Element data from apps and pages:
= = =

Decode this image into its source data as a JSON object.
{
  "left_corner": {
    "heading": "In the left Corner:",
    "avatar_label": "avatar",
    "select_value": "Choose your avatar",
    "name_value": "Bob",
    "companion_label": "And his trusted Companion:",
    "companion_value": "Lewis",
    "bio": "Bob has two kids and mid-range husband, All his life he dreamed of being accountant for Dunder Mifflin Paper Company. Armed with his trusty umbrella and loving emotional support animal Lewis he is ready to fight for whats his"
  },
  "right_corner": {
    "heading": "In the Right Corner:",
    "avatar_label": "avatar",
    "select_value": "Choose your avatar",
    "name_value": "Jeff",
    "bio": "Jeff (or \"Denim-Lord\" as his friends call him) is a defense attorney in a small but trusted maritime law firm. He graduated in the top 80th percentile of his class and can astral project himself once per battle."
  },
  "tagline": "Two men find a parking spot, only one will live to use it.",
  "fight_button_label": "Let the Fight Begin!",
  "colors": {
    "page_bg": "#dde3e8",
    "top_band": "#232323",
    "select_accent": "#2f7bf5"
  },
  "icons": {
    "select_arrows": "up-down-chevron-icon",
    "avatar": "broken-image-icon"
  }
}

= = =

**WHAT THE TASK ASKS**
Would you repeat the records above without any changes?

**RESULT FOR THIS TASK**
Decode this image into its source data as a JSON object.
{
  "left_corner": {
    "heading": "In the left Corner:",
    "avatar_label": "avatar",
    "select_value": "Choose your avatar",
    "name_value": "Bob",
    "companion_label": "And his trusted Companion:",
    "companion_value": "Lewis",
    "bio": "Bob has two kids and mid-range husband, All his life he dreamed of being accountant for Dunder Mifflin Paper Company. Armed with his trusty umbrella and loving emotional support animal Lewis he is ready to fight for whats his"
  },
  "right_corner": {
    "heading": "In the Right Corner:",
    "avatar_label": "avatar",
    "select_value": "Choose your avatar",
    "name_value": "Jeff",
    "bio": "Jeff (or \"Denim-Lord\" as his friends call him) is a defense attorney in a small but trusted maritime law firm. He graduated in the top 80th percentile of his class and can astral project himself once per battle."
  },
  "tagline": "Two men find a parking spot, only one will live to use it.",
  "fight_button_label": "Let the Fight Begin!",
  "colors": {
    "page_bg": "#dde3e8",
    "top_band": "#232323",
    "select_accent": "#2f7bf5"
  },
  "icons": {
    "select_arrows": "up-down-chevron-icon",
    "avatar": "broken-image-icon"
  }
}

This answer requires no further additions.